This column was inspired by Peter Michaud of Hilo, Hawaii, who earlier this year told me he once saw, through his 12.5-inch reflector, a phenomenon on the Moon similar to the green rim that appears on the Sun when it is near the horizon. “Normally I wouldn’t look at the Moon when so close to the horizon,” Michaud said, “but I was looking to see if I could see a green flash at moonset. As I was watching, the bright edge of each crater rim flickered with a green ‘frosting’ and stole the show!” Michaud was curious if others had ever witnessed the phenomenon.

While I was not aware of any, his query came at an opportune time: I was about to travel to the Makgadikgadi salt pans in northern Botswana — one of the flattest places on Earth. On the night of June 3, 2022, a 14 percent crescent sank into a largely featureless horizon, yielding a chance to search for Michaud’s phenomenon under exceptional conditions.

I was not disappointed. Using a 3-inch Tele Vue refractor and a Canon 90D camera, I observed and photographed the Moon as it neared the horizon. As expected, the Moon’s upper limb near the terminator turned emerald, while its lower limb shone blood red. Both phenomena are common and related to the dispersion of the Moon’s light as it sinks toward the horizon.

Also present, however, was Michaud’s “frosting” of green crater rims. As excited as I was to see that phenomenon, I also noticed the appearance of patches of red splashed across some crater floors near the terminator.

Out of curiosity, I checked to see the phase of Moon this December; I was pleased to find a similar situation taking place on Christmas night and Boxing Day. Seen as a whole, the pointy tips along the Moon’s green terminator, combined with its interspersed beads of red, could easily bring to mind a wreath of holly. During their Yule celebration at the winter solstice, the ancient Celts decorated their homes with holly. Druid priests believed it had mystical restorative powers, especially as their waxy green leaves and bright red berries thrived during the long cold nights of Northern Hemisphere winter while other plants withered away.

This supernatural aspect may be related to the green flash. Cicely M. Botley wrote in the 1938 edition of her The Air and Its Mysteries that the green flash may be found in Celtic folklore. Folklore from the Isle of Man, for instance, “contains much about the soilshey-bo, or ‘living light,’ a mysterious emanation from the sun which, if it fell upon on certain herbs, gave them almost miraculous healing powers.” This light, she writes, is “almost certainly a reference to what sailors call more prosaically ‘the sun putting out his sidelights’ ” — a “brilliant green like the starboard light of a ship,” which we now call the green flash.

As the Moon will be near perigee come Christmas, it will appear nearly 14 percent bigger and 30 percent brighter than when it is at apogee, so the effect may also be magnified.

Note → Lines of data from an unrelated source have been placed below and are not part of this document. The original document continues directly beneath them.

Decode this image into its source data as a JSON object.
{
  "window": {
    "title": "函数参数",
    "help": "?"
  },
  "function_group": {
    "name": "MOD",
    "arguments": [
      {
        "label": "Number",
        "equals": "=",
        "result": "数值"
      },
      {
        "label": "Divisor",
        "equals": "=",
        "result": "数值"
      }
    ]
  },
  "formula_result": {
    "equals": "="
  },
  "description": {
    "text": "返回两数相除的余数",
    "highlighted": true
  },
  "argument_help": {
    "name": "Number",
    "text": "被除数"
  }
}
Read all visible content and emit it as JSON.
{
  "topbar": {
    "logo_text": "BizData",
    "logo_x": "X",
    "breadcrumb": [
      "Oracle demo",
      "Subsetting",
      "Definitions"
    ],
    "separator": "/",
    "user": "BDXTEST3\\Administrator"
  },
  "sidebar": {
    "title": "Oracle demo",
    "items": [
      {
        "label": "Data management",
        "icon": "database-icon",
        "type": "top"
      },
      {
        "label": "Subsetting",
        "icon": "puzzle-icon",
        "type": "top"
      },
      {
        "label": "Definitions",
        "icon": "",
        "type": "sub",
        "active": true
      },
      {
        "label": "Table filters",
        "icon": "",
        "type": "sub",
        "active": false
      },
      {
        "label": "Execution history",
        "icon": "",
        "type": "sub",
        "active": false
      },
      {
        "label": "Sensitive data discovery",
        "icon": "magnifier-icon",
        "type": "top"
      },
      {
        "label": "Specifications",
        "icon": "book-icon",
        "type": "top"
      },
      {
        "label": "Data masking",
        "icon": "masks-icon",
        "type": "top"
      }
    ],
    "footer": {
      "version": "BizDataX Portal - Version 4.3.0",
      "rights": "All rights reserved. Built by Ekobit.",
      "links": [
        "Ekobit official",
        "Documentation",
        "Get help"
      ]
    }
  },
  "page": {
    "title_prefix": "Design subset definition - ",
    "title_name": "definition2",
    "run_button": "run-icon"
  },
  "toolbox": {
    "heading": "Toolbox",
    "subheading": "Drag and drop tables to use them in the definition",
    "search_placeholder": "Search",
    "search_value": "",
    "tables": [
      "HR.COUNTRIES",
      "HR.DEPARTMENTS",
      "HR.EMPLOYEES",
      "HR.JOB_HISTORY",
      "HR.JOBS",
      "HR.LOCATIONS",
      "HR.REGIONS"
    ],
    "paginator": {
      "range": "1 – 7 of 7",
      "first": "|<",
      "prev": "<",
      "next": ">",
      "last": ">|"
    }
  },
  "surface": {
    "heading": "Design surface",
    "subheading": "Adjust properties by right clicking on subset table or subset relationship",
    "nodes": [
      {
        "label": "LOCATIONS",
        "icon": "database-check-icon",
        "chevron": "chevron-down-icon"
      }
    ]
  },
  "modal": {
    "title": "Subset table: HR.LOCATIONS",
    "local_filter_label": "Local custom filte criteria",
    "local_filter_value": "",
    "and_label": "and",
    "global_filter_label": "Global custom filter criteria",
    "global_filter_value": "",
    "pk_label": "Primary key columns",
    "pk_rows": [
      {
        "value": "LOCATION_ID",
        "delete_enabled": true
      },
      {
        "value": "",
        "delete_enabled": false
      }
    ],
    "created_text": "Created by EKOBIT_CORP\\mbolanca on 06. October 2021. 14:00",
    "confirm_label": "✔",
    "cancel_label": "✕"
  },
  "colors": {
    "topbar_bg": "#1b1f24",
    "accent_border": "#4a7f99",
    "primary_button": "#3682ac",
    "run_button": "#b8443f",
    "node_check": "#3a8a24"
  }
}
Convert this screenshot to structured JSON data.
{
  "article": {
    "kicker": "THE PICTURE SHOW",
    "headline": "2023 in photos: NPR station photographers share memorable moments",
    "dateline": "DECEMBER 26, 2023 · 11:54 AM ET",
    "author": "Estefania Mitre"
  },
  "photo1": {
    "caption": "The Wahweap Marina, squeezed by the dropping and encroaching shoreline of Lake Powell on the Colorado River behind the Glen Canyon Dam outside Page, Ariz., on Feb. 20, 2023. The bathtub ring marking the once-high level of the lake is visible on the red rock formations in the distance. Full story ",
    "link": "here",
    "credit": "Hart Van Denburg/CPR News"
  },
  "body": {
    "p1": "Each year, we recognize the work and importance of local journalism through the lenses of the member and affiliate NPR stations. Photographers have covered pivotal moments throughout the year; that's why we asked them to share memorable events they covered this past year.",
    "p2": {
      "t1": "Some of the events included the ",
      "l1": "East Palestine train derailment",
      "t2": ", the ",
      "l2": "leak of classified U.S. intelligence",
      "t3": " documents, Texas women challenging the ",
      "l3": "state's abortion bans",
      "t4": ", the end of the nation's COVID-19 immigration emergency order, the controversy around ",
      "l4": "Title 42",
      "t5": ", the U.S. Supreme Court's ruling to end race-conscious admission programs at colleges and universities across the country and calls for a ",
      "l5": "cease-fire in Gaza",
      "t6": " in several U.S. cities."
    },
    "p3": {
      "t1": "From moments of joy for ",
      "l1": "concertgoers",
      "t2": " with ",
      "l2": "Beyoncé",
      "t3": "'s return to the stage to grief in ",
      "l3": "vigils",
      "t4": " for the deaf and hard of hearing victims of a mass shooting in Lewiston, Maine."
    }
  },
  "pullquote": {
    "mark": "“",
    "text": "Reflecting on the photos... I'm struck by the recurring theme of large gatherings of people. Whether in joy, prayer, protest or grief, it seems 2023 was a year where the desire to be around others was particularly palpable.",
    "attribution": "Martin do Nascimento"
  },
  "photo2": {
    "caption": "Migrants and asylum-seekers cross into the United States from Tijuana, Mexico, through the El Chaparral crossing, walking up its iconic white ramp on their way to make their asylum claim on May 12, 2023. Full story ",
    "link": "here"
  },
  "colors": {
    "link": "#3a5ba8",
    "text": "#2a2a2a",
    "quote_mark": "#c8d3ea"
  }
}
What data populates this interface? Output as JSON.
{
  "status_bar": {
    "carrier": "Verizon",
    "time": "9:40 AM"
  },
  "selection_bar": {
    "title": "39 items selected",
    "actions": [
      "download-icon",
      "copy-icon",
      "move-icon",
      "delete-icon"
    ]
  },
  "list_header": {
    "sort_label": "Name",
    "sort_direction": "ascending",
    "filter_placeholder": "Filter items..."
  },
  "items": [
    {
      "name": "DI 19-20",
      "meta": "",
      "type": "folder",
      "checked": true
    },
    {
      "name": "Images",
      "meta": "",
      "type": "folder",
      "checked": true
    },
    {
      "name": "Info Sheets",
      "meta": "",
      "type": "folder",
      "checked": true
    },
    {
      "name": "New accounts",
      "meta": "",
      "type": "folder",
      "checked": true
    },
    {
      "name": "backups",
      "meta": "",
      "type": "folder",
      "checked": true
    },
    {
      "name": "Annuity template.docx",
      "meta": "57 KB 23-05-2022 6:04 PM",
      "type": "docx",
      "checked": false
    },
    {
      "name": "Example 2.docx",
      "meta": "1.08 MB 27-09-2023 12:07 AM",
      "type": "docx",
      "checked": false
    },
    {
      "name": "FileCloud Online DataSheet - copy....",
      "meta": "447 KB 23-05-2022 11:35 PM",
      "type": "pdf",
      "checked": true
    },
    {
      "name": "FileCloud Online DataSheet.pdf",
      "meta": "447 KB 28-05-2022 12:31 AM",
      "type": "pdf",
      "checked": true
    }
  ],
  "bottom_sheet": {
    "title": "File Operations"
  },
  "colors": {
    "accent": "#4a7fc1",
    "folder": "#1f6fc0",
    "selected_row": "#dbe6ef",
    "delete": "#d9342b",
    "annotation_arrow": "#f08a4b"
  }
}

Either way, as Michaud writes, “It’s pretty easy to see under the right conditions with a clear horizon.”

If you succeed in seeing it, send your observations to me at